PEARLENE DEWAR V GRACE HOSPITALAnnotate this Case
STATE OF MICHIGAN
COURT OF APPEALS
May 26, 1998
Wayne Circuit Court
LC No. 94-431114 CK
Before: Hood, P.J., and MacKenzie and Doctoroff, JJ.
Plaintiff, a former employee of defendant, brought suit alleging that defendant breached an oral
employment contract and discriminated against her because of her age and race in violation of the Civil
Rights Act, MCL 37.2101 et seq.; MSA 17.428(1) et seq. The trial court subsequently granted
summary disposition in favor of defendant pursuant to MCR 2.116(C)(10). Plaintiff appeals as of right.
On appeal, plaintiff contends that the trial court erred in granting summary disposition pursuant
to MCR 2.116(C)(10) because there were genuine issues of material fact as to the existence of an oral
just cause employment contract, as well as age and race discrimination. We disagree.
The initial burden of supporting a motion for summary disposition pursuant to MCR
2.116(C)(10) is on the moving party to specifically identify the matters which have no disputed factual
issues by affidavits, deposition, admissions, or other documentary evidence. Patterson v Kleiman,
447 Mich 429, 432; 526 NW2d 879 (1994). Then, the party opposing summary disposition has the
burden of showing that a genuine issue of material fact does exist through evidentiary materials. Skinner
v Square D Co, 445 Mich 153, 160; 516 NW2d 475 (1994). The existence of a disputed fact must
be established by admissible evidence. Cox v Dearborn Heights, 210 Mich App 389, 398; 534
NW2d 135 (1995). Affidavits must be made on the basis of personal knowledge and must set forth
with particularity such facts that would be admissible as evidence to establish or deny the grounds stated
in the motion. SSC Associates Ltd Partnership v General Retirement System of City of Detroit,
192 Mich App 360, 364; 480 NW2d 275 (1991). Opinions, conclusory denials, unsworn averments,
and inadmissible hearsay do not satisfy the court rule because disputed facts must be established by
admissible evidence. Id.
In this case, defendant filed a motion for summary disposition and attached documentary
evidence to show that plaintiff was an at-will employee and that she was not discriminated against
because of her age or race. Plaintiff therefore had the burden of showing that a genuine issue of material
fact existed through admissible evidence. Cox, supra, p 398.
The documentation that plaintiff attached to her reply to defendant’s motion for summary

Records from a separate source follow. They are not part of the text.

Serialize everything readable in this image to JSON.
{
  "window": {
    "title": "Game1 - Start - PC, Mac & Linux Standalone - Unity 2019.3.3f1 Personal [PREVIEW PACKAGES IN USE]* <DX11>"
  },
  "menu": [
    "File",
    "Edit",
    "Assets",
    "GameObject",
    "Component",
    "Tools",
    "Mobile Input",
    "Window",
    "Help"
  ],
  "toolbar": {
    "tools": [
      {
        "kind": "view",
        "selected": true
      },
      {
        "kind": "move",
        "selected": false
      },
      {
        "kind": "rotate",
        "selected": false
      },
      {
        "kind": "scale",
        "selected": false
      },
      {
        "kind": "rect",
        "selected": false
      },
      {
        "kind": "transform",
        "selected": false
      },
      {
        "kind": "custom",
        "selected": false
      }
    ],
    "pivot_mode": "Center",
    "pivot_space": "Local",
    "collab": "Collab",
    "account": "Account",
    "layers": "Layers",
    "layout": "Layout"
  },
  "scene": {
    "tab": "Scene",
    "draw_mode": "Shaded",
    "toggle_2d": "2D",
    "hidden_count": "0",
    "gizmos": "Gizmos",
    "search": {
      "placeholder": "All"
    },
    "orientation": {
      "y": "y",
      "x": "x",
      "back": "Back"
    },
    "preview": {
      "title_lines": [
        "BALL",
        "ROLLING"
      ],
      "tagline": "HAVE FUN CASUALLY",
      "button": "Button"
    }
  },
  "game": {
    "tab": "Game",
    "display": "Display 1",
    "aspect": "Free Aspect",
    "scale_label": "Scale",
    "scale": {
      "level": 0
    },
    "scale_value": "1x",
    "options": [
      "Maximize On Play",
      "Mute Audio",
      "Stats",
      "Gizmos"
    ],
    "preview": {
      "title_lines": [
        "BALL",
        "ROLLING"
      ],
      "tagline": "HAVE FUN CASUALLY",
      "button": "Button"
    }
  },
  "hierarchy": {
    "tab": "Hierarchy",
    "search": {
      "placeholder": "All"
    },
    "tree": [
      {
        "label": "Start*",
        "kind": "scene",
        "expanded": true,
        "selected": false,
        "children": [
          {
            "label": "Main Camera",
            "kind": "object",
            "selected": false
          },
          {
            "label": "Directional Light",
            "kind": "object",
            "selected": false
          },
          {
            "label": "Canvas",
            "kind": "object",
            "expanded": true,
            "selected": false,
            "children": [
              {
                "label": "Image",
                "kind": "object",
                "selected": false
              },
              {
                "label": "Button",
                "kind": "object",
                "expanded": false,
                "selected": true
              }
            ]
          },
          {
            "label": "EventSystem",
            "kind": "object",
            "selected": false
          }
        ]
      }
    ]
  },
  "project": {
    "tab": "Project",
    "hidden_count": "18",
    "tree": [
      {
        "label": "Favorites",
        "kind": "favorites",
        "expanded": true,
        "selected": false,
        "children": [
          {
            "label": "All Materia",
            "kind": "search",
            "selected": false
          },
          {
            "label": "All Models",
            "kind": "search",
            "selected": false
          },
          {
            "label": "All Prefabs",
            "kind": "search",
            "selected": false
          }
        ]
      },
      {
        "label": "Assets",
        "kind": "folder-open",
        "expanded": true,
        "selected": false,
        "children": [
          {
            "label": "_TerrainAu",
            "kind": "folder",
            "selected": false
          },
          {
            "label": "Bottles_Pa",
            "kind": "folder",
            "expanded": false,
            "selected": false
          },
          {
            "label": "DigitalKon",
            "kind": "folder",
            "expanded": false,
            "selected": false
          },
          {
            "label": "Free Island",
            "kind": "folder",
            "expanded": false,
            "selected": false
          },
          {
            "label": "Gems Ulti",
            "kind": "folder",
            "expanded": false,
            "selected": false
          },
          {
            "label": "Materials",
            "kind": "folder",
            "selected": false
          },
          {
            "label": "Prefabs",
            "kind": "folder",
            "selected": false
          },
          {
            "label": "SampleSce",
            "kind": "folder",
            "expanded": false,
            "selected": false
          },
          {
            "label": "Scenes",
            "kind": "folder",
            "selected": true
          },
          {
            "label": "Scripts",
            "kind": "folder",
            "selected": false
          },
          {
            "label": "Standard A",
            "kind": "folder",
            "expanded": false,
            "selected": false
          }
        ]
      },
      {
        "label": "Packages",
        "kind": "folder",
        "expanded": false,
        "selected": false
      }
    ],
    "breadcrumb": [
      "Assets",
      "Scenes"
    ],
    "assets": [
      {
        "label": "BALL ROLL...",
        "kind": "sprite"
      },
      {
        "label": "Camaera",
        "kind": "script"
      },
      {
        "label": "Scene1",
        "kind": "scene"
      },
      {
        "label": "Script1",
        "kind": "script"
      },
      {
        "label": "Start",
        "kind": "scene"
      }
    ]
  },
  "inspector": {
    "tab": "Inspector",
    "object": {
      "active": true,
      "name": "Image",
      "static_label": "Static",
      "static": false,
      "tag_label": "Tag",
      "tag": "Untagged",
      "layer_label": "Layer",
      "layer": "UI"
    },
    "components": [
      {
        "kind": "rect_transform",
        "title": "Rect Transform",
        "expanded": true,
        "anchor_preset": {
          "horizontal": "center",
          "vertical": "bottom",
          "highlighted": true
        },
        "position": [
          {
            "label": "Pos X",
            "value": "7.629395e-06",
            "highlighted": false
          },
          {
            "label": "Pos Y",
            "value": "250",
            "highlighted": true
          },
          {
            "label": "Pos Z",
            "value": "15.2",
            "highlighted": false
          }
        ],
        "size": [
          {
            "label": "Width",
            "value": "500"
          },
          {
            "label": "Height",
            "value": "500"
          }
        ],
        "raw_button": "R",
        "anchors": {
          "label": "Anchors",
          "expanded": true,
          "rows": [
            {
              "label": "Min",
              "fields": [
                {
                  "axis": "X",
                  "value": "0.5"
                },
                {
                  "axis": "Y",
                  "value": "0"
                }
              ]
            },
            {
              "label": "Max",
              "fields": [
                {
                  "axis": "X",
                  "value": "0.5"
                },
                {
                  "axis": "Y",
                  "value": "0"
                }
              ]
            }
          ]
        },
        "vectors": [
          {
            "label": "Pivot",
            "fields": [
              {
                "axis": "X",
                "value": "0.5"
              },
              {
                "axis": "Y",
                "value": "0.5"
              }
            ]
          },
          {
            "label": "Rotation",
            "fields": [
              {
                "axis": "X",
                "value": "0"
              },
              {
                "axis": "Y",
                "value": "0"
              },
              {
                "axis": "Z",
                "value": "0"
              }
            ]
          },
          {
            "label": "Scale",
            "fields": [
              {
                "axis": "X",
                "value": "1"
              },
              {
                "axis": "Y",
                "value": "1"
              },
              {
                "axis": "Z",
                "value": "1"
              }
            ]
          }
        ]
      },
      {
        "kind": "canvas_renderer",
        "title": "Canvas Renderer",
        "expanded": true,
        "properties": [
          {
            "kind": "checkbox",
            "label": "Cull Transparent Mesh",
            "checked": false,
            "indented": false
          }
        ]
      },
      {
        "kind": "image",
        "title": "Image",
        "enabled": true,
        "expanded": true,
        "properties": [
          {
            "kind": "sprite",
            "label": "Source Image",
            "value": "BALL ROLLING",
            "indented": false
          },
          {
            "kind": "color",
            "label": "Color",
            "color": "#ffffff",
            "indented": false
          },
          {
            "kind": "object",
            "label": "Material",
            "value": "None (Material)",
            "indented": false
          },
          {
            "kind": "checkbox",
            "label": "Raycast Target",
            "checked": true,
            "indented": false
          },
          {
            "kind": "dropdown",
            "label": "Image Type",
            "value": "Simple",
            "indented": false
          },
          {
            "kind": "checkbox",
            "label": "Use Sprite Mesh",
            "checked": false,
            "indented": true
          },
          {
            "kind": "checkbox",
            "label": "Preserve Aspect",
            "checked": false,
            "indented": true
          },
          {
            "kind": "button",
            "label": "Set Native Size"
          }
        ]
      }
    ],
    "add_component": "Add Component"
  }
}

disposition did not constitute sworn affidavits as defined by MCR 2.119(B). All of plaintiff’s
documentation constituted unsworn opinions, averments, or inadmissible hearsay in the form of letters
and therefore did not satisfy the court rule that disputed facts must be established by admissible
evidence. SSC Associates Ltd Partnership, supra, p 364. Since plaintiff did not present any
admissible evidence to show a genuine issue of material fact, defendant was entitled to judgment in its
favor as a matter of law. The trial court properly granted summary disposition for defendant pursuant to
/s/ Harold Hood
/s/ Barbara B. MacKenzie
/s/ Martin M. Doctoroff